I can understand publisher reluctance about getting into direct selling and order fulfillment, but I also think it’s a no-brainer to fund a dedicated third-part/independent company to handle those needs. Instead of trying to turn Amazon into an old-school business partner so content can keep being fed into the pipeline as usual, content creators at all scales need to think about how best to connect themselves with customers — and Amazon is clearly no longer the best way. It’s the dominant way, but what Amazon is doing across all product lines can easily be replicated for the original market niche(s) that Amazon first exploited. (In effect, over the past couple of decades Amazon has shown publishers how to use the internet. Now they just need to do it.)
Honestly, every time I think come upon the last layer of calcification in publishing another is revealed. Yes, the internet still seems like a brave new world in the context of books, but despite its relative youth the cyclicity of the internet is already baldly apparent. Companies move into a space, dominate the space, go public, spread out, then try to keep from becoming obsolete by leveraging their capital to fund acquisitions. Yet sooner or later a new company comes along and does it all better, cleaner, and with less hassle than the last company. Geocities begets AOL begets MySpace begets Facebook, which is already passe but will be able to hang on for another ten years.

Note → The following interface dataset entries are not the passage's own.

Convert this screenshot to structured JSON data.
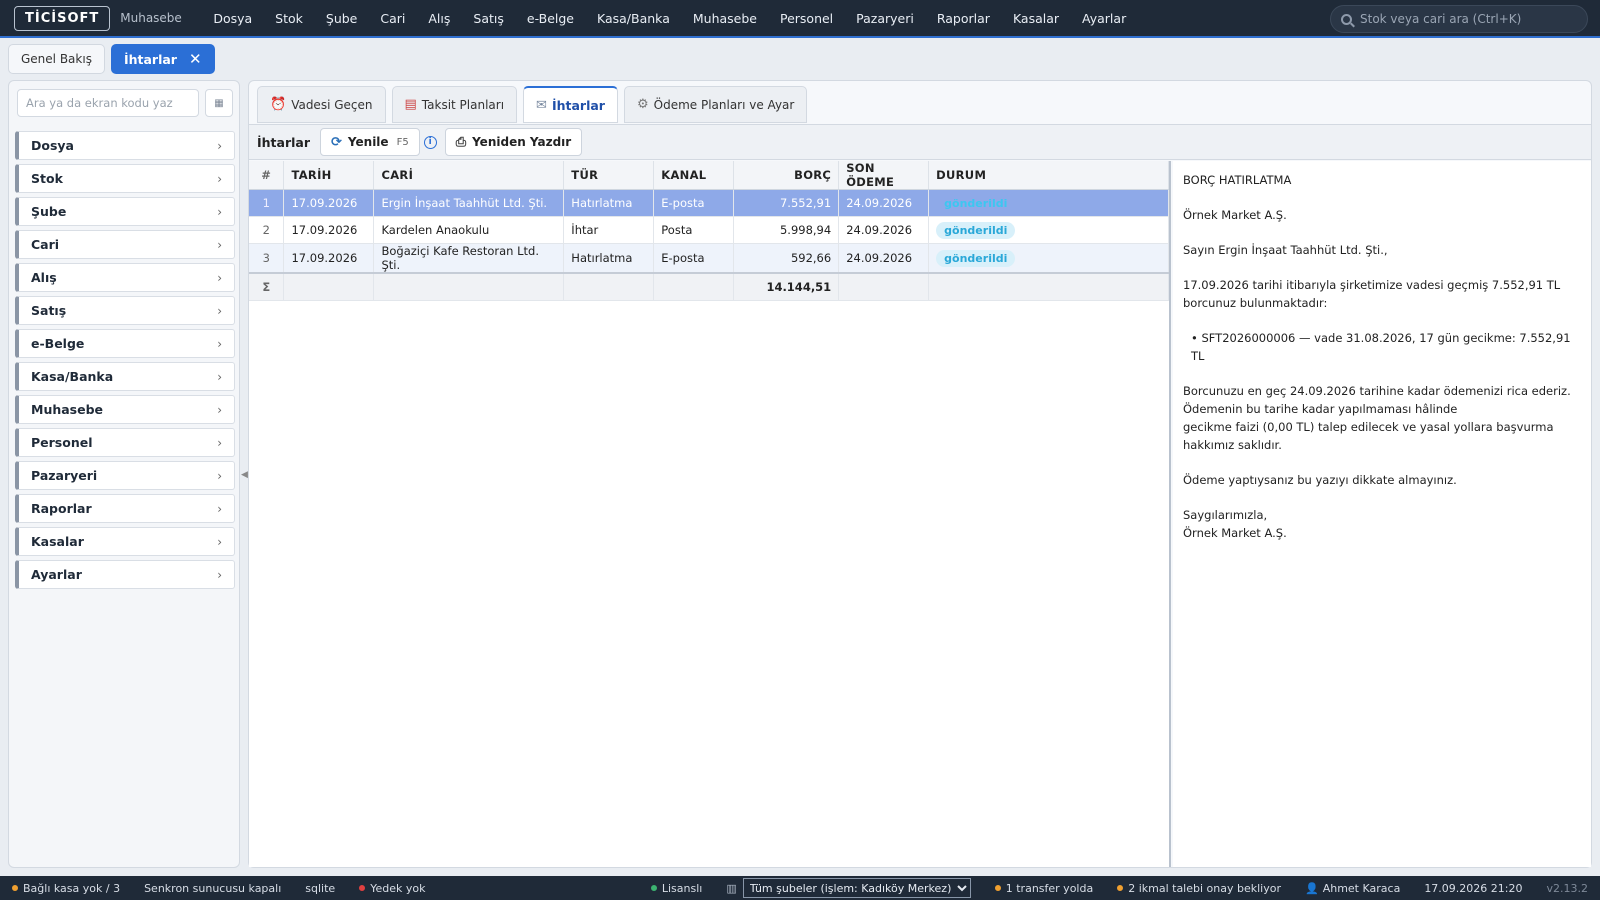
{
  "app": {
    "logo": "TİCİSOFT",
    "module": "Muhasebe"
  },
  "menu": [
    "Dosya",
    "Stok",
    "Şube",
    "Cari",
    "Alış",
    "Satış",
    "e-Belge",
    "Kasa/Banka",
    "Muhasebe",
    "Personel",
    "Pazaryeri",
    "Raporlar",
    "Kasalar",
    "Ayarlar"
  ],
  "search": {
    "placeholder": "Stok veya cari ara (Ctrl+K)"
  },
  "page_tabs": [
    {
      "label": "Genel Bakış",
      "active": false
    },
    {
      "label": "İhtarlar",
      "active": true
    }
  ],
  "sidebar": {
    "search_placeholder": "Ara ya da ekran kodu yaz",
    "items": [
      "Dosya",
      "Stok",
      "Şube",
      "Cari",
      "Alış",
      "Satış",
      "e-Belge",
      "Kasa/Banka",
      "Muhasebe",
      "Personel",
      "Pazaryeri",
      "Raporlar",
      "Kasalar",
      "Ayarlar"
    ]
  },
  "sub_tabs": [
    {
      "label": "Vadesi Geçen",
      "icon": "alarm-clock-icon"
    },
    {
      "label": "Taksit Planları",
      "icon": "calendar-icon"
    },
    {
      "label": "İhtarlar",
      "icon": "envelope-icon",
      "active": true
    },
    {
      "label": "Ödeme Planları ve Ayar",
      "icon": "gear-icon"
    }
  ],
  "toolbar": {
    "title": "İhtarlar",
    "refresh_label": "Yenile",
    "refresh_key": "F5",
    "reprint_label": "Yeniden Yazdır"
  },
  "table": {
    "columns": [
      "#",
      "TARİH",
      "CARİ",
      "TÜR",
      "KANAL",
      "BORÇ",
      "SON ÖDEME",
      "DURUM"
    ],
    "rows": [
      {
        "no": "1",
        "tarih": "17.09.2026",
        "cari": "Ergin İnşaat Taahhüt Ltd. Şti.",
        "tur": "Hatırlatma",
        "kanal": "E-posta",
        "borc": "7.552,91",
        "son_odeme": "24.09.2026",
        "durum": "gönderildi"
      },
      {
        "no": "2",
        "tarih": "17.09.2026",
        "cari": "Kardelen Anaokulu",
        "tur": "İhtar",
        "kanal": "Posta",
        "borc": "5.998,94",
        "son_odeme": "24.09.2026",
        "durum": "gönderildi"
      },
      {
        "no": "3",
        "tarih": "17.09.2026",
        "cari": "Boğaziçi Kafe Restoran Ltd. Şti.",
        "tur": "Hatırlatma",
        "kanal": "E-posta",
        "borc": "592,66",
        "son_odeme": "24.09.2026",
        "durum": "gönderildi"
      }
    ],
    "sum_symbol": "Σ",
    "sum_total": "14.144,51"
  },
  "preview": {
    "title": "BORÇ HATIRLATMA",
    "company": "Örnek Market A.Ş.",
    "salutation": "Sayın Ergin İnşaat Taahhüt Ltd. Şti.,",
    "para1": "17.09.2026 tarihi itibarıyla şirketimize vadesi geçmiş 7.552,91 TL borcunuz bulunmaktadır:",
    "bullet": "SFT2026000006 — vade 31.08.2026, 17 gün gecikme: 7.552,91 TL",
    "para2_line1": "Borcunuzu en geç 24.09.2026 tarihine kadar ödemenizi rica ederiz.",
    "para2_line2": "Ödemenin bu tarihe kadar yapılmaması hâlinde",
    "para2_line3": "gecikme faizi (0,00 TL) talep edilecek ve yasal yollara başvurma hakkımız saklıdır.",
    "para3": "Ödeme yaptıysanız bu yazıyı dikkate almayınız.",
    "closing": "Saygılarımızla,",
    "signature": "Örnek Market A.Ş."
  },
  "status": {
    "kasa": "Bağlı kasa yok / 3",
    "sync": "Senkron sunucusu kapalı",
    "db": "sqlite",
    "backup": "Yedek yok",
    "license": "Lisanslı",
    "branch_select": "Tüm şubeler (işlem: Kadıköy Merkez)",
    "transfer": "1 transfer yolda",
    "ikmal": "2 ikmal talebi onay bekliyor",
    "user": "Ahmet Karaca",
    "datetime": "17.09.2026 21:20",
    "version": "v2.13.2"
  },
  "colors": {
    "accent": "#2b6fd6",
    "topbar": "#1f2a38",
    "selected_row": "#8ea9e8",
    "status_orange": "#f0a030",
    "status_red": "#e04040",
    "status_green": "#3cb371"
  }
}
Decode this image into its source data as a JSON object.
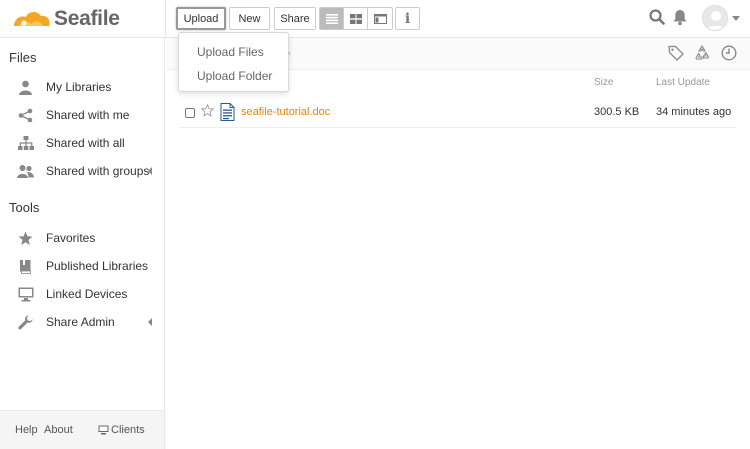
{
  "app": {
    "name": "Seafile"
  },
  "toolbar": {
    "upload_label": "Upload",
    "new_label": "New",
    "share_label": "Share",
    "info_label": "i",
    "views": [
      "list-view",
      "grid-view",
      "column-view"
    ]
  },
  "upload_menu": {
    "items": [
      {
        "label": "Upload Files"
      },
      {
        "label": "Upload Folder"
      }
    ]
  },
  "sidebar": {
    "files_title": "Files",
    "files_items": [
      {
        "label": "My Libraries",
        "icon": "user-icon"
      },
      {
        "label": "Shared with me",
        "icon": "share-icon"
      },
      {
        "label": "Shared with all",
        "icon": "org-tree-icon"
      },
      {
        "label": "Shared with groups",
        "icon": "group-icon"
      }
    ],
    "tools_title": "Tools",
    "tools_items": [
      {
        "label": "Favorites",
        "icon": "star-icon"
      },
      {
        "label": "Published Libraries",
        "icon": "book-icon"
      },
      {
        "label": "Linked Devices",
        "icon": "monitor-icon"
      },
      {
        "label": "Share Admin",
        "icon": "wrench-icon"
      }
    ],
    "footer": {
      "help": "Help",
      "about": "About",
      "clients": "Clients"
    }
  },
  "main": {
    "path_visible": "y",
    "columns": {
      "size": "Size",
      "last_update": "Last Update"
    },
    "files": [
      {
        "name": "seafile-tutorial.doc",
        "size": "300.5 KB",
        "last_update": "34 minutes ago"
      }
    ]
  },
  "colors": {
    "accent": "#eb8205",
    "logo": "#f5a623",
    "text": "#333333"
  }
}
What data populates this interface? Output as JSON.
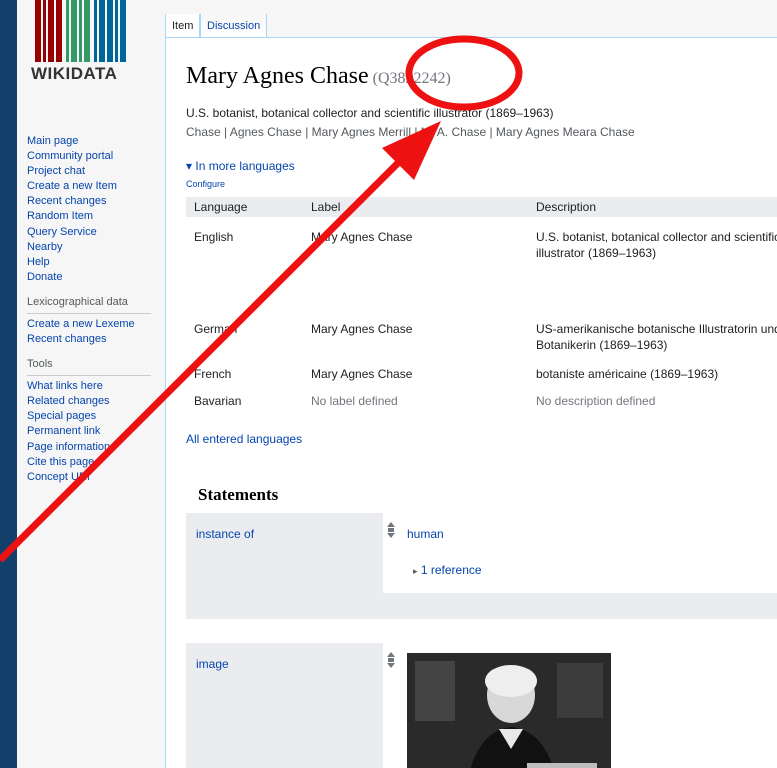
{
  "logo": {
    "wordmark": "WIKIDATA",
    "colors": [
      "#990000",
      "#339966",
      "#006699"
    ]
  },
  "nav": {
    "main": [
      "Main page",
      "Community portal",
      "Project chat",
      "Create a new Item",
      "Recent changes",
      "Random Item",
      "Query Service",
      "Nearby",
      "Help",
      "Donate"
    ],
    "lexeme_heading": "Lexicographical data",
    "lexeme": [
      "Create a new Lexeme",
      "Recent changes"
    ],
    "tools_heading": "Tools",
    "tools": [
      "What links here",
      "Related changes",
      "Special pages",
      "Permanent link",
      "Page information",
      "Cite this page",
      "Concept URI"
    ]
  },
  "tabs": {
    "item": "Item",
    "discussion": "Discussion"
  },
  "item": {
    "label": "Mary Agnes Chase",
    "qid": "(Q3822242)",
    "description": "U.S. botanist, botanical collector and scientific illustrator (1869–1963)",
    "aliases": "Chase | Agnes Chase | Mary Agnes Merrill | M. A. Chase | Mary Agnes Meara Chase"
  },
  "languages": {
    "toggle": "▾ In more languages",
    "configure": "Configure",
    "headers": {
      "language": "Language",
      "label": "Label",
      "description": "Description"
    },
    "rows": [
      {
        "language": "English",
        "label": "Mary Agnes Chase",
        "description": [
          "U.S. botanist, botanical collector and scientific",
          "illustrator (1869–1963)"
        ]
      },
      {
        "language": "German",
        "label": "Mary Agnes Chase",
        "description": [
          "US-amerikanische botanische Illustratorin und",
          "Botanikerin (1869–1963)"
        ]
      },
      {
        "language": "French",
        "label": "Mary Agnes Chase",
        "description": [
          "botaniste américaine (1869–1963)"
        ]
      },
      {
        "language": "Bavarian",
        "label": "No label defined",
        "description": [
          "No description defined"
        ]
      }
    ],
    "all_link": "All entered languages"
  },
  "statements": {
    "heading": "Statements",
    "instance_of": {
      "property": "instance of",
      "value": "human",
      "references": "1 reference",
      "ref_toggle": "▸"
    },
    "image": {
      "property": "image"
    }
  },
  "annotation": {
    "color": "#ee1111"
  }
}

The entire online ecosystem is converting from desktop/laptop to mobile right now. Amazon’s website is a cluttered mess packed with features designed to do nothing but dominate search results through affiliate link pollution. The best thing it has going for it is customer laziness, not branding, but customers are fickle things. Start a new company that sells content only (no spatulas, no lawn furniture), make it trendy and hip so the kids are attracted, and presto: you’re in the game. At best you make some money, at worst you are able to pipeline your own products when Amazon throws another hissy fit.
Seriously: what would the Amazon vs. Hachette conversation look like right now if there as a reliable distributor for Hachette’s work that Hachette could direct consumers to? Not only would Amazon look like crap, but the press would dutifully carry news of that site to the world for free, providing millions of dollars in free publicity.
You would think, after generations of controlling the literary pipeline and abusing that process and acting as sanctimonious gatekeepers that the one thing publishers would know would be to never let anyone do that to them. And yet here they are, once again begging Amazon to play nice.
Although the headline is overblown, there’s some good analysis here: